Problem requirements: Locate the lines of the listing below that hold "title", then copy each of them.

---- Data extract

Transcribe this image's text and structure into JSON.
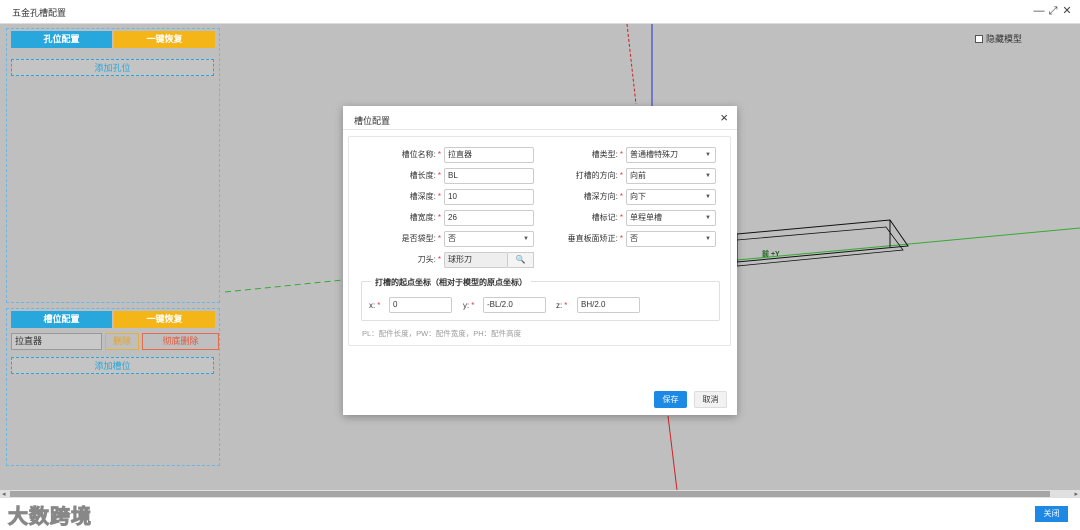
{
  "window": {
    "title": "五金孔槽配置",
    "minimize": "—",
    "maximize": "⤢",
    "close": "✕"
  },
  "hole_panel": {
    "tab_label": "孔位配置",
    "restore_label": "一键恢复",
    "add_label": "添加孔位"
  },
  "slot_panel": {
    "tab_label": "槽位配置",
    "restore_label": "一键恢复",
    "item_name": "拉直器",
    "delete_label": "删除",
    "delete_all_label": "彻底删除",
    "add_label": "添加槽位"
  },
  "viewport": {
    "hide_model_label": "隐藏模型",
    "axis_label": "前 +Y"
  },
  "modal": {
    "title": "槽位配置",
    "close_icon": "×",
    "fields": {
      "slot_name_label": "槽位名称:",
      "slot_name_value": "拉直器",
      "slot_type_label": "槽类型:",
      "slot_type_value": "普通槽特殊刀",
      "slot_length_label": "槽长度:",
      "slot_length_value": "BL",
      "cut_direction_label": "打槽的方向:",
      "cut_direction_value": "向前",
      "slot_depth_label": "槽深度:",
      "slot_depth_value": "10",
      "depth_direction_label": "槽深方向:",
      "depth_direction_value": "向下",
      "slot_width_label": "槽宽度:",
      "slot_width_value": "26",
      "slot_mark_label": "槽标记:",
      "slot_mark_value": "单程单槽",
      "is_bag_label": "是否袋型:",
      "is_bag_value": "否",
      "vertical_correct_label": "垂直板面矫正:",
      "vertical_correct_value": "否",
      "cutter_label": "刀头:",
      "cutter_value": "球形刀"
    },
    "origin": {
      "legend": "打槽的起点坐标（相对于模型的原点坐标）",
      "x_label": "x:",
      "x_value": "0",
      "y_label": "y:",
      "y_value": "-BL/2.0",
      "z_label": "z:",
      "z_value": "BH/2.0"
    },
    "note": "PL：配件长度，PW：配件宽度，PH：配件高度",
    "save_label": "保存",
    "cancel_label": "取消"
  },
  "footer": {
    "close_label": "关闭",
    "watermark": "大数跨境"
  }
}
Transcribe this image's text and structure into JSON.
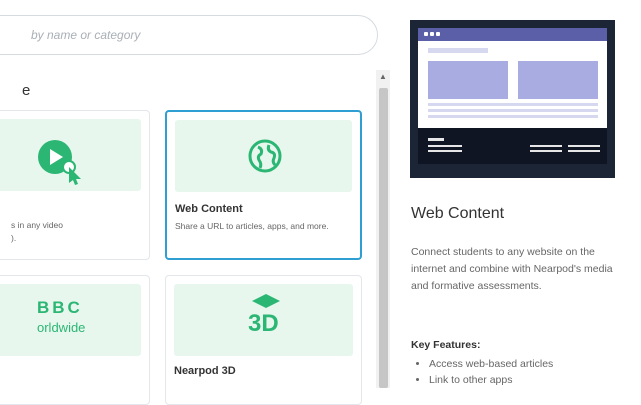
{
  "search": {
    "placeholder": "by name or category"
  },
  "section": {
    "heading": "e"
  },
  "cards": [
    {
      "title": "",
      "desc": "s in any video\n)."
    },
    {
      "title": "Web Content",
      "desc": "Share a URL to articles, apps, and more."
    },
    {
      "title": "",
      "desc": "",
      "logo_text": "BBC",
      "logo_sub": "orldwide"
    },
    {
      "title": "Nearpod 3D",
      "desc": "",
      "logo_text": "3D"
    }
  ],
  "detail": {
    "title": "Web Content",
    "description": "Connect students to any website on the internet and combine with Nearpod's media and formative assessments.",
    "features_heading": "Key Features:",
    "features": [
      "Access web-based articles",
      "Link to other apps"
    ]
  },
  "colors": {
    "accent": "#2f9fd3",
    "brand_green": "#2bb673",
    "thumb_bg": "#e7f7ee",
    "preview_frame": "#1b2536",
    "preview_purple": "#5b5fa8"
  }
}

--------

Answer to the problem:
    "title": "五金孔槽配置",
    "title": "槽位配置",
      "title": "",
      "title": "Web Content",
      "title": "",
      "title": "Nearpod 3D",
    "title": "Web Content",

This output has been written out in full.